Ruth and Parables: Small Group Leaders Guide Week 7

Small Group Study / Produced by Individual TOW Project member
Discussion group

This content is part of the Ruth and Parables curriculum, an 11-week integrated sermon and small group series on faith and work.

Topic 1 – Everyone in this city is desperately looking for traction

Dave’s sermon used the image of gears not meshing. The outer gear is the great thing you think you need to have abundant life: a steady job, money in the bank, a book deal, getting married, finding the right church, meeting a celebrity who will read your script. The inner gear is yourself. No matter how hard you try—how hard you spin your inner gear—it doesn’t seem to engage the outer gear. Your inner gear is too tiny, and the outer gear is too big. You can’t get traction.


  1. What is your outer gear at the moment? What is the big thing that if you get it, you’ll be set?
  2. What is your inner gear? What do you keep doing to engage the big thing you’re looking for?
  3. Are you getting traction? Do you feel that you’re living an abundant life, or does life seem to be slipping by you?

Read 2 Kings 4:1-7 (TNIV)

1 The wife of a man from the company of the prophets cried out to Elisha, "Your servant my husband is dead, and you know that he revered the LORD. But now his creditor is coming to take my two boys as his slaves."

2 Elisha replied to her, "How can I help you? Tell me, what do you have in your house?"
"Your servant has nothing there at all," she said, "except a little olive oil."

3 Elisha said, "Go around and ask all your neighbors for empty jars. Don't ask for just a few. 4 Then go inside and shut the door behind you and your sons. Pour oil into all the jars, and as each is filled, put it to one side."

5 She left him and shut the door behind her and her sons. They brought the jars to her and she kept pouring. 6When all the jars were full, she said to her son, "Bring me another one." But he replied, "There is not a jar left." Then the oil stopped flowing. 7 She went and told the man of God, and he said, "Go, sell the oil and pay your debts. You and your sons can live on what is left."

Read Matthew 14:14–20 (NRSV)

When it was evening, the disciples came to Jesus and said, “This is a deserted place, and the hour is now late; send the crowds away so that they may go into the villages and buy food for themselves.” Jesus said to them, “They need not go away; you give them something to eat.” They replied, “We have nothing here but five loaves and two fish.” And he said, “Bring them here to me.” Then he ordered the crowds to sit down on the grass. Taking the five loaves and the two fish, he looked up to heaven, and blessed and broke the loaves, and gave them to the disciples, and the disciples gave them to the crowds. And all ate and were filled; and they took up what was left over of the broken pieces, twelve baskets full.

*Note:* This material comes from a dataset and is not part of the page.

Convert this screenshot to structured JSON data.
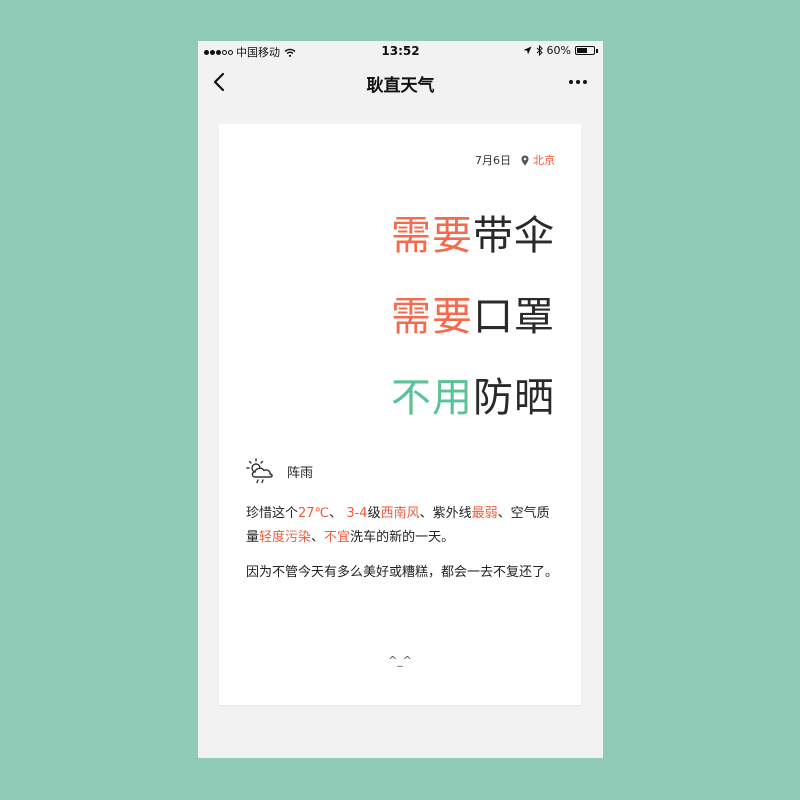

Topic 2 – Not quite nothing

Dave told the story of couple who were so poor they said they could not afford to spend $1.25 on a cup of coffee to share on a date. Could they actually be so poor that they could not spend $1.25 on their date night? Or could there be a spirit of poverty that was making them feel poorer than they really were?

Dave’s friend Richard said, “One hundred percent of the people who think they have no traction actually have traction.” It could be a roof over your head today (even if you’re not sure about tomorrow), friends, something to eat for lunch, education, a church where somebody knows you. If you have a really tiny inner gear, it’s still a real gear, isn’t it?

The widow of the prophet told Elisha that she had nothing. But the spirit of poverty somehow lost its grip on her. She went on, “except a little olive oil.” Not quite nothing, after all. Jesus disciples also began in the claws of the spirit of poverty. “We have nothing here…,” they said. But they went on “… except five loaves and two fish.” Both stories start with so little it almost seems like nothing. Both end with abundance. The widow’s oil fills every jar she can find in her neighborhood—enough to sell and get out of debt. The disciples’ five loaves and two fish feed 5000 people and more. Almost nothing is not nothing.


  1. What feels too small about your inner gear; what about your situation or yourself feels incapable of engaging abundant life?
  2. What do you have that is more than nothing? Are you using it to the full? Are you conserving it in case things get worse? Are you afraid to put it to use at all? How close or far do you think you might be from the spirit of poverty?
  3. Are these two passages the prophet’s widow and the feeding of the 5000 about believing in miracles? Are they about bringing God whatever is tiny and expecting it to be filled? Where are you in each story?

Topic 3 – Tips

Dave gave two tips:

  • When you get up in the morning, be still for a moment to appreciate whatever you have. Maybe you are warm and dry and there is a good prospect of having breakfast. Possibly other people who love you are nearby. Perhaps, if nothing else, waking up in the morning is its own kind of awesomeness.
  • Ask God to open your heart to the traction in your life, however tiny or large. Then ask God to help you celebrate that traction.


  1. Remember the actual moment of getting up today. What was it like, physically, mentally, emotionally? Did you have any traction at that moment?
  2. What could you ask God to help you celebrate when you wake up tomorrow? Is there any way doing so would make a difference in what happens the rest of the day?